Your objective
Line by line, retype the material with nothing left out.

[Source material Boundary: Start]

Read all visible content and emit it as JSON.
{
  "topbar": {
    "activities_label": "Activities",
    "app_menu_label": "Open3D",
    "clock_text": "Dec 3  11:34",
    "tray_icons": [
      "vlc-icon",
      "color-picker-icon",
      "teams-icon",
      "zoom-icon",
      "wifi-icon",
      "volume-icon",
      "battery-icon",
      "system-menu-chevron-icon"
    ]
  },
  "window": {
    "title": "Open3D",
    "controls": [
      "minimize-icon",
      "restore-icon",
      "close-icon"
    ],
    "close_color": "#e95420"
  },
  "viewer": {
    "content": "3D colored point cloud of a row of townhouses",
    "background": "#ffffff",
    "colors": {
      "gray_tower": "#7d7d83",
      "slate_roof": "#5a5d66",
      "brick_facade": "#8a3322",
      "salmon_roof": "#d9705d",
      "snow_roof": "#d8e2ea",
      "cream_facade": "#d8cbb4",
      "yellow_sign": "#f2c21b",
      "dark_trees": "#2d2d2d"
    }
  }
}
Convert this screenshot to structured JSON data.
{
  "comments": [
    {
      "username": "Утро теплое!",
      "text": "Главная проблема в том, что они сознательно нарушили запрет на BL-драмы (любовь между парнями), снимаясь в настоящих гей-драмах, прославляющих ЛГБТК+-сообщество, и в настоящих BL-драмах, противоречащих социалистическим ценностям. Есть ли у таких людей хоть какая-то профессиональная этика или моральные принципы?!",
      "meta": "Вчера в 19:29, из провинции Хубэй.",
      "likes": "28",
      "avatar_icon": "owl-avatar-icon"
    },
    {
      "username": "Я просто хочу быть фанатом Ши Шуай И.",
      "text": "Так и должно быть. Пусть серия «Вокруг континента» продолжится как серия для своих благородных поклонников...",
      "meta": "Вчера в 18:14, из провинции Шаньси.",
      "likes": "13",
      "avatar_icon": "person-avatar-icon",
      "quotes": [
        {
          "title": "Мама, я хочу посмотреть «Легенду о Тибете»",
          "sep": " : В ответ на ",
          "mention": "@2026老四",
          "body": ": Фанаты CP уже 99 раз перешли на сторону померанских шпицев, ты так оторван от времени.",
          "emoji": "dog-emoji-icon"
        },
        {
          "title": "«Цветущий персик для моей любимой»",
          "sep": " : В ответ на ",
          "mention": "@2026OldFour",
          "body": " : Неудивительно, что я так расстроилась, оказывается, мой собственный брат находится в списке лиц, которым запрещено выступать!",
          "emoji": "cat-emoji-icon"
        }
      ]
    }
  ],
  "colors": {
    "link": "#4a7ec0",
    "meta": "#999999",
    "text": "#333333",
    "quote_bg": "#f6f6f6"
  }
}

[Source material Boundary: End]

Solved exercise
Read all visible content and emit it as JSON.
{
  "topbar": {
    "activities_label": "Activities",
    "app_menu_label": "Open3D",
    "clock_text": "Dec 3  11:34",
    "tray_icons": [
      "vlc-icon",
      "color-picker-icon",
      "teams-icon",
      "zoom-icon",
      "wifi-icon",
      "volume-icon",
      "battery-icon",
      "system-menu-chevron-icon"
    ]
  },
  "window": {
    "title": "Open3D",
    "controls": [
      "minimize-icon",
      "restore-icon",
      "close-icon"
    ],
    "close_color": "#e95420"
  },
  "viewer": {
    "content": "3D colored point cloud of a row of townhouses",
    "background": "#ffffff",
    "colors": {
      "gray_tower": "#7d7d83",
      "slate_roof": "#5a5d66",
      "brick_facade": "#8a3322",
      "salmon_roof": "#d9705d",
      "snow_roof": "#d8e2ea",
      "cream_facade": "#d8cbb4",
      "yellow_sign": "#f2c21b",
      "dark_trees": "#2d2d2d"
    }
  }
}
Convert this screenshot to structured JSON data.
{
  "comments": [
    {
      "username": "Утро теплое!",
      "text": "Главная проблема в том, что они сознательно нарушили запрет на BL-драмы (любовь между парнями), снимаясь в настоящих гей-драмах, прославляющих ЛГБТК+-сообщество, и в настоящих BL-драмах, противоречащих социалистическим ценностям. Есть ли у таких людей хоть какая-то профессиональная этика или моральные принципы?!",
      "meta": "Вчера в 19:29, из провинции Хубэй.",
      "likes": "28",
      "avatar_icon": "owl-avatar-icon"
    },
    {
      "username": "Я просто хочу быть фанатом Ши Шуай И.",
      "text": "Так и должно быть. Пусть серия «Вокруг континента» продолжится как серия для своих благородных поклонников...",
      "meta": "Вчера в 18:14, из провинции Шаньси.",
      "likes": "13",
      "avatar_icon": "person-avatar-icon",
      "quotes": [
        {
          "title": "Мама, я хочу посмотреть «Легенду о Тибете»",
          "sep": " : В ответ на ",
          "mention": "@2026老四",
          "body": ": Фанаты CP уже 99 раз перешли на сторону померанских шпицев, ты так оторван от времени.",
          "emoji": "dog-emoji-icon"
        },
        {
          "title": "«Цветущий персик для моей любимой»",
          "sep": " : В ответ на ",
          "mention": "@2026OldFour",
          "body": " : Неудивительно, что я так расстроилась, оказывается, мой собственный брат находится в списке лиц, которым запрещено выступать!",
          "emoji": "cat-emoji-icon"
        }
      ]
    }
  ],
  "colors": {
    "link": "#4a7ec0",
    "meta": "#999999",
    "text": "#333333",
    "quote_bg": "#f6f6f6"
  }
}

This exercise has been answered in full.